I recently chanced upon a book by Gretchen Rubin, in which she documents a project of self-discovery undertaken by her called, you guessed it, The Happiness Project.
Now anyone who knows me even half-decently, would pretty much know I’m one crib-pot of a human being. It isn’t something I’m proud of, but the simple fact is, shit happens, and my life seems to be a bit full of it. Given this awesome nature of mine (Oh, and sarcasm seems to totally flourish in my head), I was naturally intrigued by the topic of this experiment. The simple thought that happiness could be turned into a controllable year-long project with actual results seemed a bit laughable. But intriguing, nonetheless.
So I spent an entire day pouring over her book, and was pleasantly surprised.
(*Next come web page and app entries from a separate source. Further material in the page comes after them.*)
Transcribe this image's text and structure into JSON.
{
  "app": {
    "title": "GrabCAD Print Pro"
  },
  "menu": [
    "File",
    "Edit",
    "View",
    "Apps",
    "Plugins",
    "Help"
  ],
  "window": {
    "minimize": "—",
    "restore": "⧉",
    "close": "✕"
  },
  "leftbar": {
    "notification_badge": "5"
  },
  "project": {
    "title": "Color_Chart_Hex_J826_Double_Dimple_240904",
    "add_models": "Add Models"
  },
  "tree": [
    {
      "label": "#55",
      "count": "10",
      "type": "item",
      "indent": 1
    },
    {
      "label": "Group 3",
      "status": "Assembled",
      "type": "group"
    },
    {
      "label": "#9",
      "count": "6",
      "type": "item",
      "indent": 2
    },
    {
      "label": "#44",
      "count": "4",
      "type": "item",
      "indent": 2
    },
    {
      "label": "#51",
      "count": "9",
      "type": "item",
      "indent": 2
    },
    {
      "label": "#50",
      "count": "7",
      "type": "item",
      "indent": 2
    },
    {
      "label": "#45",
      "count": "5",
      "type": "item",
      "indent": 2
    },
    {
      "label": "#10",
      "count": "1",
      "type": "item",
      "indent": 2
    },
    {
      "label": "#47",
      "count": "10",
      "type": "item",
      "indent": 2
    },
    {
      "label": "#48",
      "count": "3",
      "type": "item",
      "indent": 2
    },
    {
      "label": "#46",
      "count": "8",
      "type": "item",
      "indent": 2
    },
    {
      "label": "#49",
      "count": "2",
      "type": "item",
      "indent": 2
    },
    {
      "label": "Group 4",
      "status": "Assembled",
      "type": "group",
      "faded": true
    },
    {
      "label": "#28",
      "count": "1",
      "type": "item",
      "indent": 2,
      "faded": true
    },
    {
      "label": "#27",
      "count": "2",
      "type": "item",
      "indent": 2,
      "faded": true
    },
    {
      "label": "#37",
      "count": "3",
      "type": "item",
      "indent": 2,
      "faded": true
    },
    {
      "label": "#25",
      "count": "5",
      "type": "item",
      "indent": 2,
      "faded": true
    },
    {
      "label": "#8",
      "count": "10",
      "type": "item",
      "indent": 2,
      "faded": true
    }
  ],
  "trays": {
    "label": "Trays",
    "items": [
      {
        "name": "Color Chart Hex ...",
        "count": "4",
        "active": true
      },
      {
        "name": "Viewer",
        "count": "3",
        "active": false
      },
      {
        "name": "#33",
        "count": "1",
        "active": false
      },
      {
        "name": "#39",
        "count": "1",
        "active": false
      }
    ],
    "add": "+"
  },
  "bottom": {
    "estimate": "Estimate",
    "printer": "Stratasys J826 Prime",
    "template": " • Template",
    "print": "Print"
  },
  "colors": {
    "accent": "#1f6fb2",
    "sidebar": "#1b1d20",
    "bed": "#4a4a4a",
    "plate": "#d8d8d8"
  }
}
And a bit inspired.
This isn’t necessarily just a project for people who are miserable, looking to be happy. In fact, her research revealed that majority of people claim to be happy. And I’m sure, so are most of you. In fact, despite all my cribbing, so am I. After all, I have a good life, a happy marriage, a decent job, a loving family and good health, all basic markers of happiness.
But do I think I’m as happy as I have the potential to be? Definitely not. There’s always a happier image in mind, of how life should be, rather than is.
And what do we have to do to be as happy as possible?
The truth of the matter is, while grand gestures like quitting your job to travel, moving cities or countries, taking a sabbatical are often on our minds (well, at least on mine), they’re tough to accomplish and usually far off. So it’s a little sad to stay sad in lieu of them, isn’t it?
The Happiness Project is actually about identifying tiny deeds to be done every day that could increase your happiness. And I don’t mean like tiny deeds of kindness and selflessness (though if that’s what makes you happy, sure, go ahead!). I mean absolutely selfish things, done purely after introspecting what you’d like to do, or not do, that could contribute that tiny marginal amount of happiness in your day. It could take some time to identify these deeds (or resolutions as Gretchen called them), or they could pop up in your mind as the most obvious thing ever.
And unlike New Year’s resolutions, which are literally meant to be broken, these deeds are divided across the months. Start with a few small changes, track them on a daily basis, and next month add a few more!
You’re reading this because either I tagged you, or you somehow managed to tumble upon my blog. Either way, as it’s quite obvious by now, I’m embarking on a Happiness Project of my own, and I’d really like to encourage you all to do the same.
It will require some introspection, some nerdy tracking and quite some bit of will power. But isn’t it all totally worth it if at the end of it all, you feel better… happier?
Thousands of people across the world claim their projects worked.
So, what’s the harm in trying?
I’ll put up further details about exactly how to go about this project, and my own project resolutions soon (since this post has already become a bit too long). I hope some of you find it in you to take this up, because I’d love to see how it’s helping, and how different it can be for each person, and share our progress and experiences. Either way, I’m going to be boring the crap out of you with my own experience here, so, oh well!